What little patience I have, I developed in Madagascar. I learned not to care about departure and arrival times, about the time it takes to get from one place to the next, about the schedule. If unforeseen delays happened along the way – and the unforeseen always happened – I considered it more time to read my book. Even if I had to get to my destination in time for something important, I learned to accept delays with a shrug of the shoulders. I never stressed over the schedule.

When I went back to the fast pace of moving and shaking in Kentucky, I noticed an immediate return to the hurried life. Suddenly, I had somewhere to be and a certain time to be there. I rushed to maintain my very important and very tight schedule. Red lights, slow drivers, traffic jams – they infuriated me. I cursed, fidgeted in my seat, and sighed with frustration.

Of course, I never have anything very important to do, wherever I happen to be. Very few of my activities require any sort of punctuality.

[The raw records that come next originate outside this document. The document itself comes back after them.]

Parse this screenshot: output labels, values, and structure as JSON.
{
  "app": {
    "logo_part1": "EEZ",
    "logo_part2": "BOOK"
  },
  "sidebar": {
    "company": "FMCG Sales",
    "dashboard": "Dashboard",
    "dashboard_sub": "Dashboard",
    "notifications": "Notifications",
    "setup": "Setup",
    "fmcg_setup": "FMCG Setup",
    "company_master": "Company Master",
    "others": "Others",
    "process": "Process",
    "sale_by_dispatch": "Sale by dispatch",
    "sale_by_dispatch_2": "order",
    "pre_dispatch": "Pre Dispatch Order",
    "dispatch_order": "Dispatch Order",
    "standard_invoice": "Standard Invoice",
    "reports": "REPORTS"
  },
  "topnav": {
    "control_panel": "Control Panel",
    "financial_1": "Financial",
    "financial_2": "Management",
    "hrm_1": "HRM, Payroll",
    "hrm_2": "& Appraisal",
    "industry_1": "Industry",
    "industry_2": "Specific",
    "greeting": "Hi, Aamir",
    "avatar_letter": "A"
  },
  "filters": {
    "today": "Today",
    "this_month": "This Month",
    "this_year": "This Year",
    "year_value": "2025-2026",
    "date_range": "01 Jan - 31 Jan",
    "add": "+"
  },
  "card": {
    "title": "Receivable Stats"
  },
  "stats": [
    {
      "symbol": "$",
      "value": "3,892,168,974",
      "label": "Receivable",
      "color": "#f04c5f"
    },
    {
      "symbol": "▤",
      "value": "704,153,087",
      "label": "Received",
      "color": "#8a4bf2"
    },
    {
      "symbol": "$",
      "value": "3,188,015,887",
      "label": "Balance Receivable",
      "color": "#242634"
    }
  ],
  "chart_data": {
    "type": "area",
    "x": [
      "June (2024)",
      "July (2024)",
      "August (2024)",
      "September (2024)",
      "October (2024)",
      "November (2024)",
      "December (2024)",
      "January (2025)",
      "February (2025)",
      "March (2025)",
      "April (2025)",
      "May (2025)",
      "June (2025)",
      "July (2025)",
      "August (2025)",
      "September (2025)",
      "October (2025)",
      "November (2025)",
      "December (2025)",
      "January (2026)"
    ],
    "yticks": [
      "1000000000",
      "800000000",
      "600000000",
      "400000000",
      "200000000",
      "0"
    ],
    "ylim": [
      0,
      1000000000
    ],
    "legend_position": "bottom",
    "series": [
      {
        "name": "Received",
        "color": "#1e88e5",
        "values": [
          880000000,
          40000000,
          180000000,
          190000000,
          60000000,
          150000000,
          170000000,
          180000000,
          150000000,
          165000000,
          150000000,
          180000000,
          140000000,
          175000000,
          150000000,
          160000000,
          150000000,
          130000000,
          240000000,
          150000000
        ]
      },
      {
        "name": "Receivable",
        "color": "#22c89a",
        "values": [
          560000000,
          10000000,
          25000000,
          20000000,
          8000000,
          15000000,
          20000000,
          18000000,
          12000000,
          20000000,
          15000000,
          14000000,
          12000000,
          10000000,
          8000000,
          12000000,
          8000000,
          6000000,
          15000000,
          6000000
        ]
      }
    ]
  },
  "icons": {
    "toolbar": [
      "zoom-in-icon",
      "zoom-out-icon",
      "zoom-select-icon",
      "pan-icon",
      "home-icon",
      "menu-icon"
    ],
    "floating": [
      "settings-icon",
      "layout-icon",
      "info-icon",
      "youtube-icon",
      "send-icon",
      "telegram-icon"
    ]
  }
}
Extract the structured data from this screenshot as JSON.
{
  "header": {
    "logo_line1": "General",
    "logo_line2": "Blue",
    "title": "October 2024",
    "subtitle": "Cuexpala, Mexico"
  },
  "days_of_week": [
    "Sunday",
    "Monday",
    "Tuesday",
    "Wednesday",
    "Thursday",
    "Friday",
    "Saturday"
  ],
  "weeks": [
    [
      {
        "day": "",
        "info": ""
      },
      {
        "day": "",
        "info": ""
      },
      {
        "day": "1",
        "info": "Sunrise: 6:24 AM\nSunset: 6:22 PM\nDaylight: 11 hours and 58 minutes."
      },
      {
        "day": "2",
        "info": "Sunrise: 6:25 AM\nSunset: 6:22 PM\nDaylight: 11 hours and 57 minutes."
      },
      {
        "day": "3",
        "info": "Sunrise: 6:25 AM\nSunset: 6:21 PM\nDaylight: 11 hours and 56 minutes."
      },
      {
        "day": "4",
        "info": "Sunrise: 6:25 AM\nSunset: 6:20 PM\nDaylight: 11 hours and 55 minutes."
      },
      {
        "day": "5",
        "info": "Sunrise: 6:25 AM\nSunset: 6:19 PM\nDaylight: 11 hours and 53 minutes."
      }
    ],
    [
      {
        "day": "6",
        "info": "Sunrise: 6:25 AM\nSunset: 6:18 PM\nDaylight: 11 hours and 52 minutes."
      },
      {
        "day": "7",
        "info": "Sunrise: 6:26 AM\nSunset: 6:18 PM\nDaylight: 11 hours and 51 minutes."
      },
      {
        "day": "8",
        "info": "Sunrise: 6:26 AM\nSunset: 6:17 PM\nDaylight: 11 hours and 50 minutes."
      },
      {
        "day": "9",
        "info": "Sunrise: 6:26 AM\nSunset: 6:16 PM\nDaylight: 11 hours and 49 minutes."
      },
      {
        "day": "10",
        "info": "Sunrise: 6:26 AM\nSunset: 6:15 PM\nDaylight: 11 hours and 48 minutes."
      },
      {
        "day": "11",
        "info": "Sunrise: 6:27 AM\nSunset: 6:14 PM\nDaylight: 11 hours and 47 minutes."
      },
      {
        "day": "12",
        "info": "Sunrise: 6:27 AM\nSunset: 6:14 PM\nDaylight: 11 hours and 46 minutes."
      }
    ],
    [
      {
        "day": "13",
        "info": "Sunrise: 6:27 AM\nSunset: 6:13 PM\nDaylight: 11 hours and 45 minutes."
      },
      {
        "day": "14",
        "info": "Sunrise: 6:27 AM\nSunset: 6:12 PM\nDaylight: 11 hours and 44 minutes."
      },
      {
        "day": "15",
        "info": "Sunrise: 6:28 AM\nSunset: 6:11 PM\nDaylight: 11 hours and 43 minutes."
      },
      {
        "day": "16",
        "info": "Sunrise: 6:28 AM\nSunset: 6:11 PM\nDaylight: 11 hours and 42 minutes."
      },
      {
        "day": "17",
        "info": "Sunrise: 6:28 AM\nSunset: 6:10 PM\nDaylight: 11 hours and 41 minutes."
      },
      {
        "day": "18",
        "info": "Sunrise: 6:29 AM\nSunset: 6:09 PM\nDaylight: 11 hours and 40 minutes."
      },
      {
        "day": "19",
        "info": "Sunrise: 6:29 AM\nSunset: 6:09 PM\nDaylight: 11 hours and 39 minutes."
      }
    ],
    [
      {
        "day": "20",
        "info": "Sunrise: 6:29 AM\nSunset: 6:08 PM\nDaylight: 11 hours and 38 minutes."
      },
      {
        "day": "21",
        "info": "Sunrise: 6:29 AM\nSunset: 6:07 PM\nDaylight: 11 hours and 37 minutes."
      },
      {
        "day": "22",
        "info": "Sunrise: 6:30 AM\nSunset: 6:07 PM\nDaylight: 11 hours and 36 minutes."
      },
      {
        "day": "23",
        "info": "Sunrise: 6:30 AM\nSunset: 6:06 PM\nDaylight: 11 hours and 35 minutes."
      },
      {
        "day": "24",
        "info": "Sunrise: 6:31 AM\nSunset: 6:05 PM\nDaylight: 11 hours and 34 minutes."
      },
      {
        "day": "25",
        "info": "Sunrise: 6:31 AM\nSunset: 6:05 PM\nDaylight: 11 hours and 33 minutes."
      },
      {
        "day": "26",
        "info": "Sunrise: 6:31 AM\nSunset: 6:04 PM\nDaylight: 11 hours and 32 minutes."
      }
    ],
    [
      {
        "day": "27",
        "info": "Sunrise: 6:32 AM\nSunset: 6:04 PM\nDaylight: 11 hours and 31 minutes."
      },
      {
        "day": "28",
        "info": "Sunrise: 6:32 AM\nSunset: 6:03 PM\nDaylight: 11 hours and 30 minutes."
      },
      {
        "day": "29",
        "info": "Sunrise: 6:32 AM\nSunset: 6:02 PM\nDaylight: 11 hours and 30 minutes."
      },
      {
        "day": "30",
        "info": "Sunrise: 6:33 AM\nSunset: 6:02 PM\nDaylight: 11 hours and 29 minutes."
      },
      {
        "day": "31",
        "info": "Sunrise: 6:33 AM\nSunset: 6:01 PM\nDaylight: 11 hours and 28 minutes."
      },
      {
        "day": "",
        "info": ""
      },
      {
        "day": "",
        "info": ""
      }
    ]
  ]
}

Travel was fickle and erratic in Madagascar so I learned to accept a certain unreliability. But in the United States, we expect order and efficiency so, when there, I get impatient with any degree of disorder and inefficiency.

It happened the moment I got home from Madagascar. My mom picked me up at the airport. She asked if I wanted to drive home, my first time behind the steering wheel of a car in two years. We left the parking lot and came to a red light at a busy intersection. She was bombarding me with questions about Madagascar, my flight, my health. I didn’t answer.

Instead, I stuck my head out the window and glared at the persistent red light. “Change, damnit!” I urged.